Close Close
Popular Financial Topics Discover relevant content from across the suite of ALM legal publications From the Industry More content from ThinkAdvisor and select sponsors Investment Advisor Issue Gallery Read digital editions of Investment Advisor Magazine Tax Facts Get clear, current, and reliable answers to pressing tax questions
Luminaries Awards

Life Health > Life Insurance

AIG Reported To Seek Another Big Cash Infusion

Your article was successfully shared with the contacts you provided.

American International Group Inc. says it is negotiating for more government help, and CNBC says AIG is about to report a $60 billion loss.

AIG, New York, has not yet reported results for the fourth quarter of 2008, says AIG spokesman Peter Tulupman.

“We continue to work with the Federal Reserve Bank of New York to evaluate potential new alternatives for addressing AIG’s financial challenges,” he says. “We will provide a complete update when we report financial results in the near future.”

CNBC said AIG’s board was scheduled to meet March 1 in hopes of hammering out an agreement with the government.

The talks hinge on how the government can swap debt for AIG equity without violating rules that cap the government’s equity stake in AIG at 79.9%, CNBC reported.

If AIG cannot negotiate an agreement, company lawyers are preparing for the possibility of a bankruptcy filing, CNBC said.

AIG will need more cash because it is likely to report a loss of up to $60 billion, due largely to writedowns on commercial real estate and other assets, CNBC said.

The Treasury Department did not respond to requests for comment.

A spokesman for Rep. Barney Frank, D-Mass., chairman of the House Financial Services Committee, says, “The Federal Reserve handled all interventions with AIG. The Federal Reserve will recommend when, and if, Congress needs to be involved.”

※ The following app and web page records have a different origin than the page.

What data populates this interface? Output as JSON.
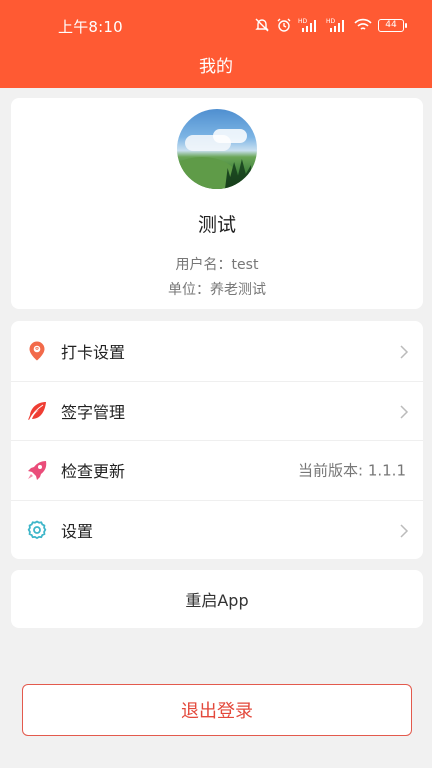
{
  "status_bar": {
    "time": "上午8:10",
    "battery": "44",
    "icons": [
      "mute-icon",
      "alarm-icon",
      "hd-signal-icon",
      "hd-signal-icon",
      "wifi-icon",
      "battery-icon"
    ]
  },
  "header": {
    "title": "我的",
    "background": "#ff5a33"
  },
  "profile": {
    "name": "测试",
    "username_line": "用户名：test",
    "unit_line": "单位：养老测试"
  },
  "menu": {
    "items": [
      {
        "label": "打卡设置",
        "icon": "location-pin-icon",
        "value": ""
      },
      {
        "label": "签字管理",
        "icon": "feather-icon",
        "value": ""
      },
      {
        "label": "检查更新",
        "icon": "rocket-icon",
        "value": "当前版本: 1.1.1"
      },
      {
        "label": "设置",
        "icon": "gear-icon",
        "value": ""
      }
    ]
  },
  "restart": {
    "label": "重启App"
  },
  "logout": {
    "label": "退出登录",
    "color": "#e3483b"
  }
}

A spokesman for the Federal Reserve Board says the Fed will look into the issue.

The Treasury and the Fed have provided about $150 billion in assistance to AIG since Sept. 17, 2008.

The New York State Insurance Department takes the lead in regulating AIG’s main insurance company subsidiaries.

David Neustadt, a spokesman for the New York department, said that, as far as he knew, the department had not been informed of the possibility of a $60 billion loss.

If it did know about such a loss, “it would be inappropriate to comment” before any official announcement, Neustadt said.

In other news regarding AIG, two insurers, AXA SA, Paris, and MetLife, Inc., are said to be interested in purchasing American Life Insurance Company, an AIG unit, according to a report from Bloomberg.

Spokespersons for AXA and MetLife declined comment and a spokesperson for AIG could not be immediately reached to comment on the Bloomberg report.

ALICO, domiciled in Delaware, had $33.5 billion in net premiums written in 2007 and net income of $737 million, according to Highline Data, an affiliate of National Underwriter and a unit of Summit Business Media, Erlanger, Ky.

A report by ProPublica, New York, a non-profit, public-interest news organization, raises questions about a potential tax issue and the impact that could result from the sale of ALICO, considered to be one of AIG’s most profitable units.

The issue centers on U.S. Internal Revenue Service ruling 2004-75, issued on July 12, 2004. The ruling requires that nonresident aliens receiving payments from contracts such as annuities from a U.S. life insurer are subject to a 30% withholding tax.

According to the ProPublica report, ALICO is saying that because it is an 80/20 company, a business in which 80% of its revenue is from overseas, it is not subject to the 2004 IRS ruling because such companies are not specifically mentioned.

But according to the report, the issue is unclear and the story quotes company executives who state that the matter has not been disclosed to potential buyers. The ProPublica report also quotes a consultant hired by ALICO as saying that if the company has to comply with the ruling, then it would have a negative impact on business and on the sale of the company at a price that would help AIG, the unit’s parent, repay what it owes the United States government.

An AIG spokesperson referred National Underwriter to a response posted under the article in which the company says that as a normal part of the divestiture process, AIG approached the IRS to affirm its position on the issue and that the issue is not material to ALICO. The response goes onto say the information would be disclosed to serious contenders for ALICO.


© 2024 ALM Global, LLC, All Rights Reserved. Request academic re-use from All other uses, submit a request to [email protected]. For more information visit Asset & Logo Licensing.